I just got a terrific note from an advanced writer who is going through the LIFEWRITING TEN WEEK program. Basically, she has written multiple stories, published a well-received novel, and wanted to use our course to facilitate a current project. As the “10-Week” is structured around short story writing as the basic building block, she wanted to know how to apply the ideas to her work, and wondered if the course was right for her at her level of development, and with her specific intents and needs.
First of all–there is nothing that is more of an honor than for a student to come to our work with serious accomplishment already in place. It is the difference between a white belt who needs basic concepts and a black belt who needs to “clean up” their biomechanics and align motion with mind and mind with spirit. Very different…and yet the same, because the reality is that there are no “advance” techniques or secrets. There is only deeper and deeper grasp of basics.
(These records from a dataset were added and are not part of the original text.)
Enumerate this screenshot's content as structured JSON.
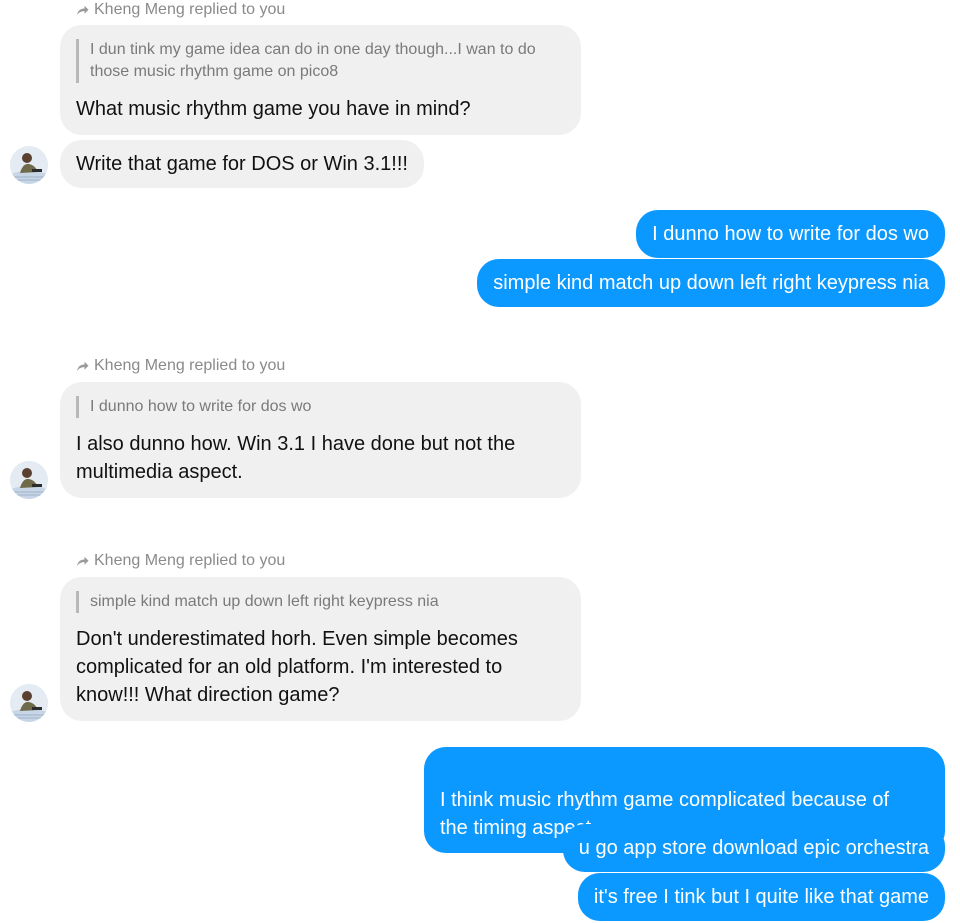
{
  "conversation": {
    "messages": [
      {
        "reply_header": "Kheng Meng replied to you",
        "quote": "I dun tink my game idea can do in one day though...I wan to do those music rhythm game on pico8",
        "text": "What music rhythm game you have in mind?"
      },
      {
        "text": "Write that game for DOS or Win 3.1!!!"
      },
      {
        "text": "I dunno how to write for dos wo"
      },
      {
        "text": "simple kind match up down left right keypress nia"
      },
      {
        "reply_header": "Kheng Meng replied to you",
        "quote": "I dunno how to write for dos wo",
        "text": "I also dunno how. Win 3.1 I have done but not the\nmultimedia aspect."
      },
      {
        "reply_header": "Kheng Meng replied to you",
        "quote": "simple kind match up down left right keypress nia",
        "text": "Don't underestimated horh. Even simple becomes\ncomplicated for an old platform. I'm interested to\nknow!!! What direction game?"
      },
      {
        "text": "I think music rhythm game complicated because of\nthe timing aspect"
      },
      {
        "text": "u go app store download epic orchestra"
      },
      {
        "text": "it's free I tink but I quite like that game"
      }
    ]
  },
  "colors": {
    "outgoing_bubble": "#0b99ff",
    "incoming_bubble": "#f0f0f0",
    "meta_text": "#8a8a8a"
  },
  "icons": {
    "reply": "reply-arrow-icon",
    "avatar": "user-avatar"
  }
}
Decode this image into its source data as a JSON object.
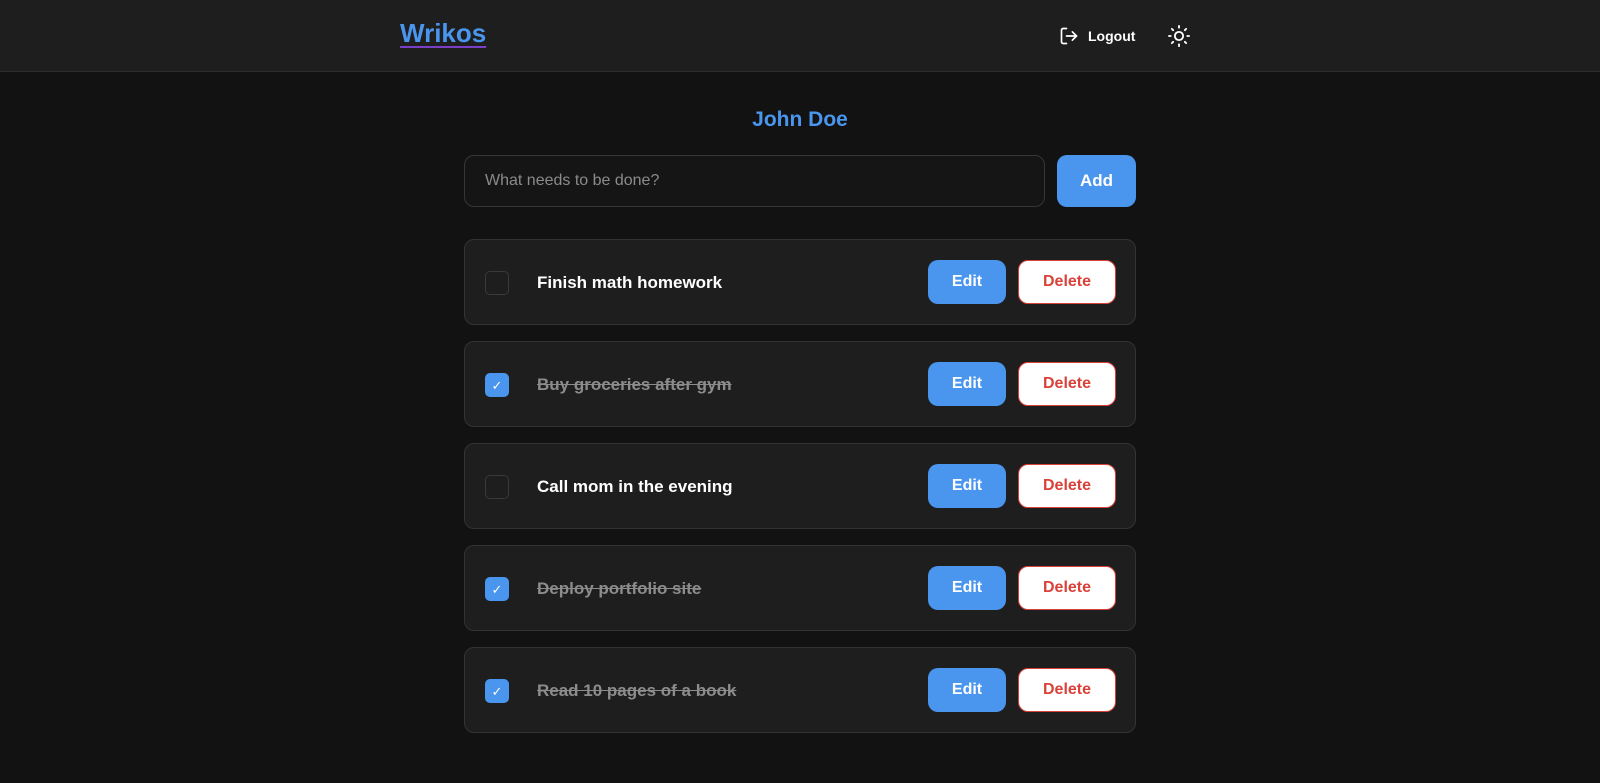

Here is my answer to the writer we will call “Karen.”
1) You could, of course, apply the ideas in the Lifewriting 10 Week program to a specific project you are working on. Everyone makes adjustments to any course they take–no two people do anything precisely the same way.
2) How to do that? Go to the root of what we’re doing: aligning your personal philosophy with a more specific strategic approach, and even more specific tactics. Tactics are the surface (and most of what is taught in writing courses, or in all honesty, most courses of any kind). “Do A, then B, then C.” Strategy is “if you do A, THIS is what will happen. And it fits into our overall plan in THAT way.” Philosophy would be: “what is the meaning of life? What is a human being?” Your strategy has to accomplish something in alignment with your sense of meaning. Tactics will be specific steps you make to implement your strategy. Right?
So the Lifewriting system says: what are human beings? What is the world? Who are YOU? Everything you write flows from this idea, supporting it, exploring it, communicating what you find in those explorations. The connection then, is between who YOU are, and the things that concern you, and who your CHARACTER is, and what concerns them, and who your AUDIENCE is, and what drives them.
There is an overlap, a way that you can express yourself, tell a great story, and serve or communicate to your reader to create an emotional change. Written this way, “discipline” is a non-issue: you don’t have to discipline yourself to eat cake!
Tactics are plentiful in the course: time management, emotional control, use of imagery and so forth. But we believe that within you, within everyone with an artistic/creative impulse, is not only a “perfect” story (or dance,or painting, or song) but also a “perfect” artistic life, one in alignment with your deepest dreams and hopes and needs and intents.
And this is a creative flow that runs through you like a river, falls from above like a storm. “Tactics” or techniques then are what other people see from the outside (or what you might have to separate out in order to instruct a student). But in a traditional apprenticeship relationship, the student of the sword-maker sleeping in the shop, what they want are techniques, but what they really get (and NEED) is the things that cannot be expressed in words. They take actions and live the life until they absorb, through some magic, the core of mastery that the master cannot put into words. The words keep the apprentice’s conscious mind busy while the soul absorbs and learns to vibrate in tune.
All of that is to express that you are experienced enough to make an adaptation. Instead of short stories, look at each chapter of your work as its own mini-story, a fractal mini-version of the overall pattern. (Chris Soth’s “Mini-Movie” method comes to mind). After all, the entire story is one giant Action-Reaction unit: the world does X, the character responds with Y. But every conversation between two people is the same, with every dialogue couplet: I say X, you respond Y, and we either progress or fall into the void as a consequence.
So Action-Reaction, whether on the smallest or largest level, speaks to “what are human beings?” and “what is true about the world?” Look at your chapters and ask what the meaning of the events is, as the patterns repeat from the smallest to the largest level. What is true about these events? These people? How does this express your own sense of what is right or true?
Because…when you are working from your heart as well as your head, and driving it with your energy, the work just…flows. And is “right” and needs minimal re-writing, because you were speaking the truth.
In other words, when your work flows from the deepest wells, you create your own strategies and tactics and techniques as you go. YOU are in the flow. Others, looking from outside, say “ah! She used THIS or THAT technique! What an expert.” But you? You were just running madly, blindly through the fields of your passion, gushing out the work the way a horse given her head runs madly for the sheer joy of feeling her body working the way it was intended. THIS is art, and craft, and passion, and technique, all working together in the expression of your soul.
THAT is Lifewriting. Techniques? Sure. Got a million of ’em. Could generate a dozen an hour every day for the rest of my life without blinking or breathing hard. Its fun. But I’d rather teach your mind and heart and body to work together, so that you are just flowing as naturally as a baby plays.
Does that make sense? I hope so. If it does, then watch the movies, come to your own conclusions about how the structure aligns with the “Hero’s Journey” and then ask yourself how that applies to the chapter on your computer screen. The lives of your characters. And when you do that, they will pull you into the story, THEY will write for you. And it will be the best, most effortless writing of your life.
It will be the story you, and only you, were born to write.